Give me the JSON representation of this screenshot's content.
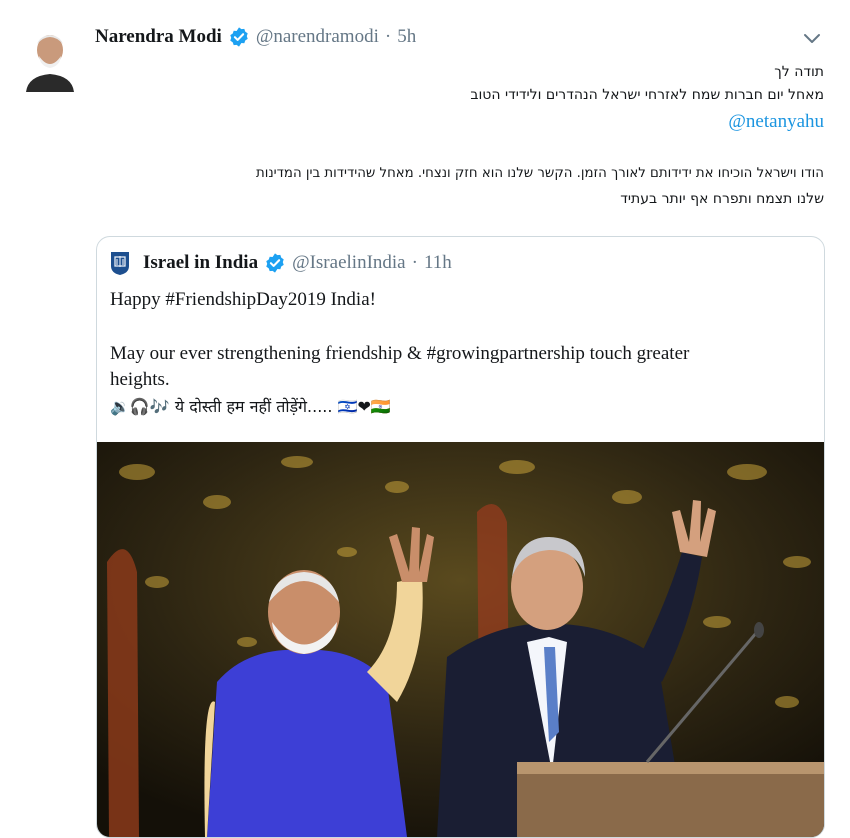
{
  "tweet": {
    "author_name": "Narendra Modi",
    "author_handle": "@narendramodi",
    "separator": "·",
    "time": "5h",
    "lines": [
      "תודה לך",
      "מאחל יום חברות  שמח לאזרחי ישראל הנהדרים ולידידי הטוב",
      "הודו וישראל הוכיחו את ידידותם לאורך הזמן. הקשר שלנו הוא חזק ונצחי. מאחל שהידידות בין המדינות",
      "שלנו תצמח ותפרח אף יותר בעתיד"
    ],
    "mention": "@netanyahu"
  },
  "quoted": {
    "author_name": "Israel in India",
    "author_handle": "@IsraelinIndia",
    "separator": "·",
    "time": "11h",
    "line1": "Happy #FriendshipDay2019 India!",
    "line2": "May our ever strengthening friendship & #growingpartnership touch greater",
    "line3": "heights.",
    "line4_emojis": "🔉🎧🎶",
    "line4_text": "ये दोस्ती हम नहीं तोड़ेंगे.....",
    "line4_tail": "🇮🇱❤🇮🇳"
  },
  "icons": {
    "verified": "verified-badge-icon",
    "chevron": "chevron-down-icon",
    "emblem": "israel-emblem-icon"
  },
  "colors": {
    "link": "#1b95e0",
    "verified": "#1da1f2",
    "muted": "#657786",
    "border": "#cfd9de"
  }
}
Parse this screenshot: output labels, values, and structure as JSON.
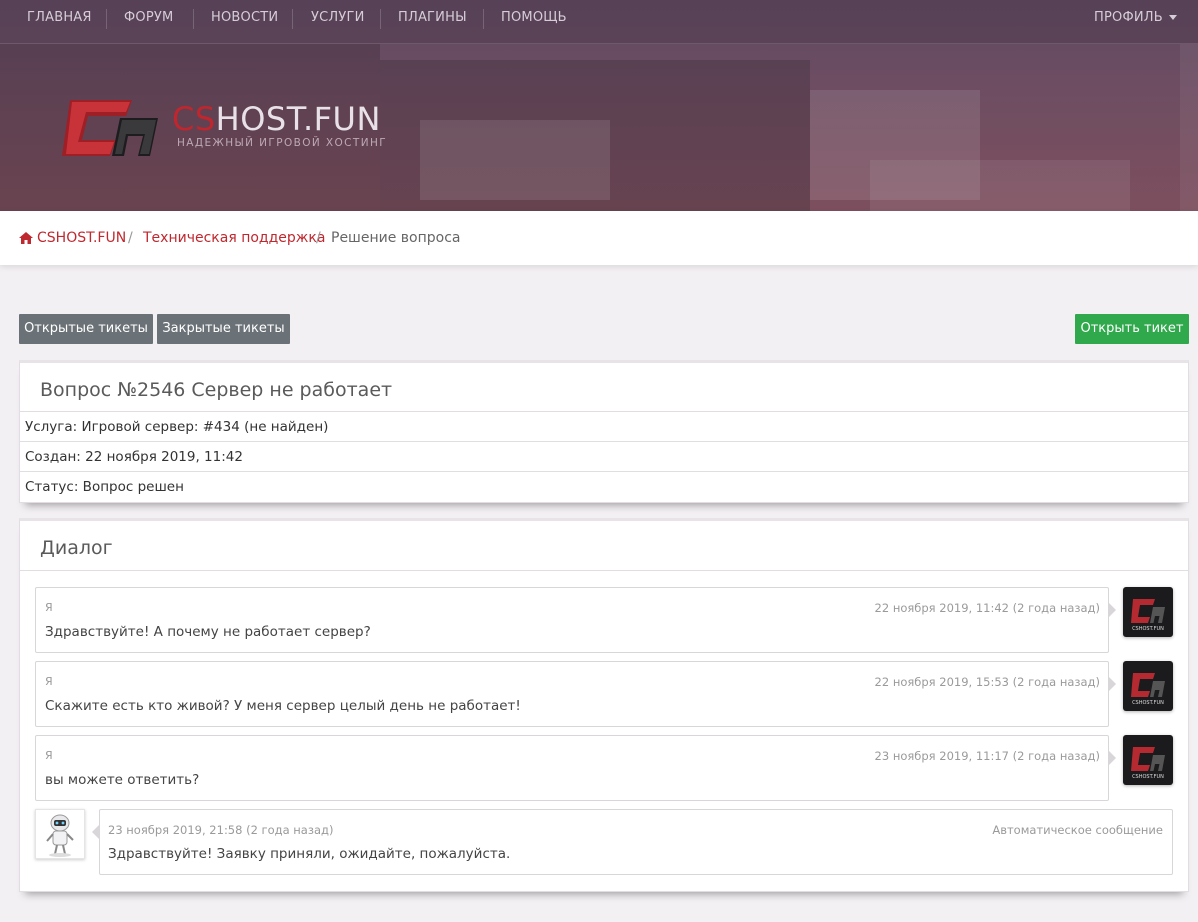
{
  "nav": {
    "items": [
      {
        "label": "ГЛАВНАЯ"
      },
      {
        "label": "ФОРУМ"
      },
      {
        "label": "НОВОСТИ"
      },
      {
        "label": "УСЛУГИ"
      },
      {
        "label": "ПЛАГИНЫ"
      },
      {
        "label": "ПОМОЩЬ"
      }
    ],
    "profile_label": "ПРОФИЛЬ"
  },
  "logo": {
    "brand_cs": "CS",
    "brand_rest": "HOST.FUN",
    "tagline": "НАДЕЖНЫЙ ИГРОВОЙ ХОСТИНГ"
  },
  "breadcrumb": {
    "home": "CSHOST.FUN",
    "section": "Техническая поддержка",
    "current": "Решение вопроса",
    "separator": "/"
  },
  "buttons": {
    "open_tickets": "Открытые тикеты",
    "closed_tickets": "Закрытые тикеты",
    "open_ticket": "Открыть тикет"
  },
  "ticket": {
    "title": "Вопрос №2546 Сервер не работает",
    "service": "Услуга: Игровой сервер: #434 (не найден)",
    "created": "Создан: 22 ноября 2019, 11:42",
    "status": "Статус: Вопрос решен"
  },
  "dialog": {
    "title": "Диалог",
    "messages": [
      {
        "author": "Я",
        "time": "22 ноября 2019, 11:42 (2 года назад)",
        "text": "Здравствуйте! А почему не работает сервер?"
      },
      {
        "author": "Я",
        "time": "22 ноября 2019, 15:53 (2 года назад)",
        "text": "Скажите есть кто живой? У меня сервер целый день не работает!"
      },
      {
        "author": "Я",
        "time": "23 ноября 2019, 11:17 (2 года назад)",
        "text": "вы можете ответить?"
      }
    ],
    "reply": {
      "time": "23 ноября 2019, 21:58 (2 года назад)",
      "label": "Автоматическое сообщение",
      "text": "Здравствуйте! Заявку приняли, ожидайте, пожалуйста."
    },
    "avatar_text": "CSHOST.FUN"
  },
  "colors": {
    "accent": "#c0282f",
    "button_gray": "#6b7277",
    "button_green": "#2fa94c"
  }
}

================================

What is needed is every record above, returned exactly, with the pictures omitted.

Give me the JSON representation of this screenshot's content.
{
  "tweet": {
    "author_name": "Narendra Modi",
    "author_handle": "@narendramodi",
    "separator": "·",
    "time": "5h",
    "lines": [
      "תודה לך",
      "מאחל יום חברות  שמח לאזרחי ישראל הנהדרים ולידידי הטוב",
      "הודו וישראל הוכיחו את ידידותם לאורך הזמן. הקשר שלנו הוא חזק ונצחי. מאחל שהידידות בין המדינות",
      "שלנו תצמח ותפרח אף יותר בעתיד"
    ],
    "mention": "@netanyahu"
  },
  "quoted": {
    "author_name": "Israel in India",
    "author_handle": "@IsraelinIndia",
    "separator": "·",
    "time": "11h",
    "line1": "Happy #FriendshipDay2019 India!",
    "line2": "May our ever strengthening friendship & #growingpartnership touch greater",
    "line3": "heights.",
    "line4_emojis": "🔉🎧🎶",
    "line4_text": "ये दोस्ती हम नहीं तोड़ेंगे.....",
    "line4_tail": "🇮🇱❤🇮🇳"
  },
  "icons": {
    "verified": "verified-badge-icon",
    "chevron": "chevron-down-icon",
    "emblem": "israel-emblem-icon"
  },
  "colors": {
    "link": "#1b95e0",
    "verified": "#1da1f2",
    "muted": "#657786",
    "border": "#cfd9de"
  }
}
Parse this screenshot: output labels, values, and structure as JSON.
{
  "nav": {
    "items": [
      {
        "label": "ГЛАВНАЯ"
      },
      {
        "label": "ФОРУМ"
      },
      {
        "label": "НОВОСТИ"
      },
      {
        "label": "УСЛУГИ"
      },
      {
        "label": "ПЛАГИНЫ"
      },
      {
        "label": "ПОМОЩЬ"
      }
    ],
    "profile_label": "ПРОФИЛЬ"
  },
  "logo": {
    "brand_cs": "CS",
    "brand_rest": "HOST.FUN",
    "tagline": "НАДЕЖНЫЙ ИГРОВОЙ ХОСТИНГ"
  },
  "breadcrumb": {
    "home": "CSHOST.FUN",
    "section": "Техническая поддержка",
    "current": "Решение вопроса",
    "separator": "/"
  },
  "buttons": {
    "open_tickets": "Открытые тикеты",
    "closed_tickets": "Закрытые тикеты",
    "open_ticket": "Открыть тикет"
  },
  "ticket": {
    "title": "Вопрос №2546 Сервер не работает",
    "service": "Услуга: Игровой сервер: #434 (не найден)",
    "created": "Создан: 22 ноября 2019, 11:42",
    "status": "Статус: Вопрос решен"
  },
  "dialog": {
    "title": "Диалог",
    "messages": [
      {
        "author": "Я",
        "time": "22 ноября 2019, 11:42 (2 года назад)",
        "text": "Здравствуйте! А почему не работает сервер?"
      },
      {
        "author": "Я",
        "time": "22 ноября 2019, 15:53 (2 года назад)",
        "text": "Скажите есть кто живой? У меня сервер целый день не работает!"
      },
      {
        "author": "Я",
        "time": "23 ноября 2019, 11:17 (2 года назад)",
        "text": "вы можете ответить?"
      }
    ],
    "reply": {
      "time": "23 ноября 2019, 21:58 (2 года назад)",
      "label": "Автоматическое сообщение",
      "text": "Здравствуйте! Заявку приняли, ожидайте, пожалуйста."
    },
    "avatar_text": "CSHOST.FUN"
  },
  "colors": {
    "accent": "#c0282f",
    "button_gray": "#6b7277",
    "button_green": "#2fa94c"
  }
}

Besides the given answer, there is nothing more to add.